Japan is considering declaring a state of emergency for the Greater Tokyo metropolitan area as coronavirus cases climb, casting fresh doubt over whether it can push ahead with the Olympics and keep economic damage to a minimum.
Citing government sources, the local Kyodo News reported that preparations were being made for a state of emergency that would take effect on Jan. 9 and last about a month.
Tokyo and the three surrounding prefectures may separately ask residents to refrain from non-essential, non-urgent outings from Friday to the end of the month, public broadcaster NHK reported.
Economy Minister Yasutoshi Nishimura, who is in charge of coronavirus countermeasures, said on Monday that the government would aim to make a decision “as soon as possible” after hearing what experts had to say.
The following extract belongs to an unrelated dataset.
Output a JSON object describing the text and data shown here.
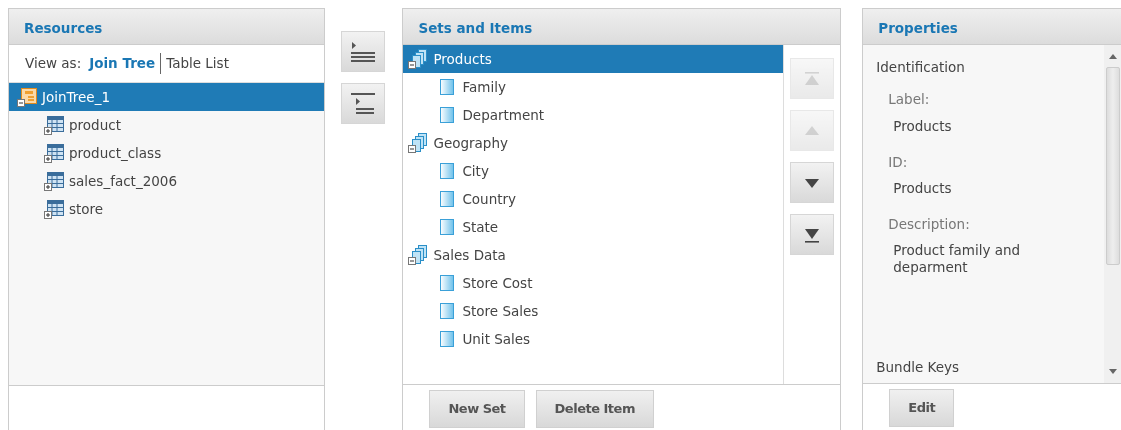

An emergency declaration would mark a reversal for Prime Minister Yoshihide Suga, who has resisted any such drastic steps despite criticism that the government was acting too slowly.
Japan saw a record 4,520 new cases on Dec. 31, prompting the capital, Tokyo, and three neighbouring prefectures to seek an emergency declaration from the national government.
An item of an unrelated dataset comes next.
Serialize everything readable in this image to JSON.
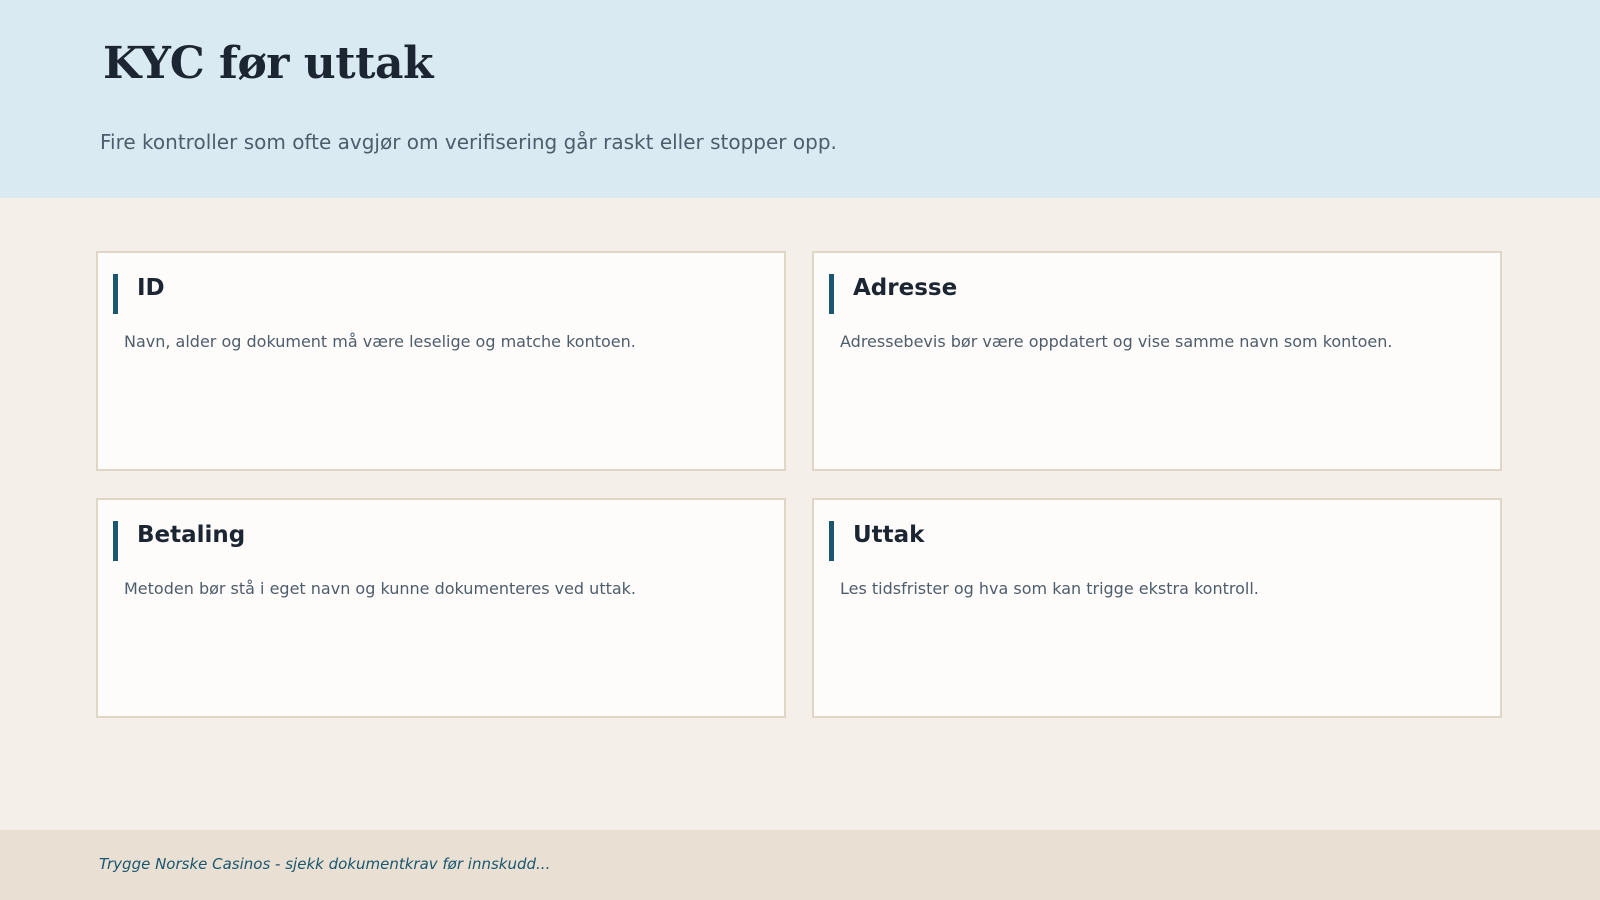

“Even during the three days of the New Year’s holidays, cases didn’t go down in the greater Tokyo area,” Suga told a news conference.
“We felt that a stronger message was needed,” he added, when asked to explain the change of heart on a potential emergency declaration.
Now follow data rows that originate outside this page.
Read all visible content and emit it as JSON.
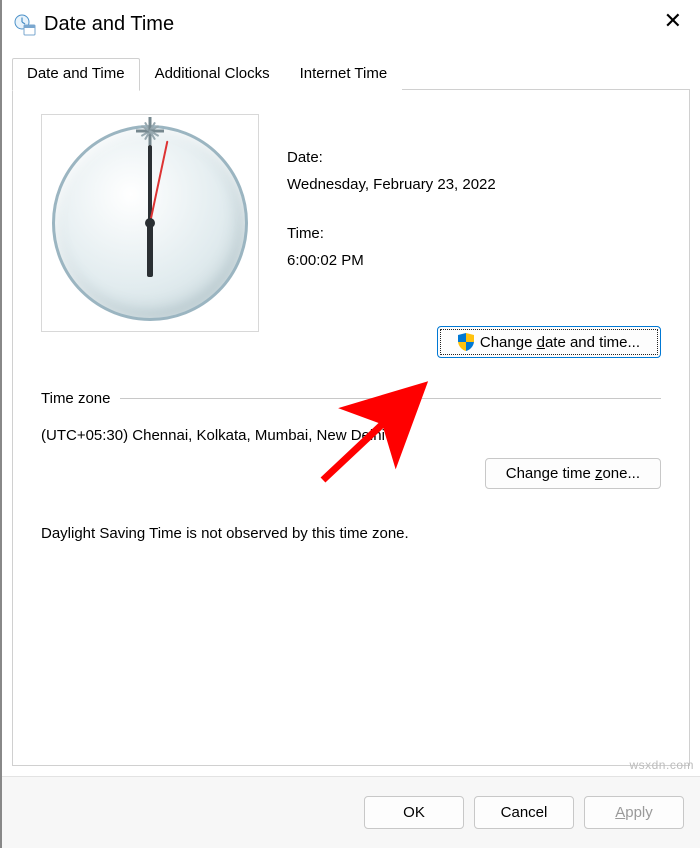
{
  "window": {
    "title": "Date and Time"
  },
  "tabs": {
    "items": [
      {
        "label": "Date and Time"
      },
      {
        "label": "Additional Clocks"
      },
      {
        "label": "Internet Time"
      }
    ]
  },
  "datetime": {
    "date_label": "Date:",
    "date_value": "Wednesday, February 23, 2022",
    "time_label": "Time:",
    "time_value": "6:00:02 PM",
    "change_btn_prefix": "Change ",
    "change_btn_key": "d",
    "change_btn_suffix": "ate and time..."
  },
  "timezone": {
    "header": "Time zone",
    "value": "(UTC+05:30) Chennai, Kolkata, Mumbai, New Delhi",
    "change_btn_prefix": "Change time ",
    "change_btn_key": "z",
    "change_btn_suffix": "one..."
  },
  "dst": {
    "note": "Daylight Saving Time is not observed by this time zone."
  },
  "footer": {
    "ok": "OK",
    "cancel": "Cancel",
    "apply_key": "A",
    "apply_suffix": "pply"
  },
  "watermark": "wsxdn.com"
}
Suga did not say when the government would make a decision, or what restrictions would follow. The first state of emergency, declared last spring, lasted more than a month, shutting down schools and non-essential businesses.
Since the start of the pandemic, Japan has recorded more than 245,000 cases and about 3,600 deaths.
Although the figures pale in comparison to those of many parts of Europe and the Americas, Suga has the challenge of hosting the Olympics in Tokyo this summer after the pandemic caused the Games’ first-ever delay in 2020.
That task has been made more difficult by the discovery last month of a new, highly infectious variant of the coronavirus. That prompted Japan to temporarily ban non-resident foreign nationals from entering the country.
Still, Suga repeated the government’s pledge to continue preparations for the Games, adding the country would aim to start vaccinating residents by the end of February.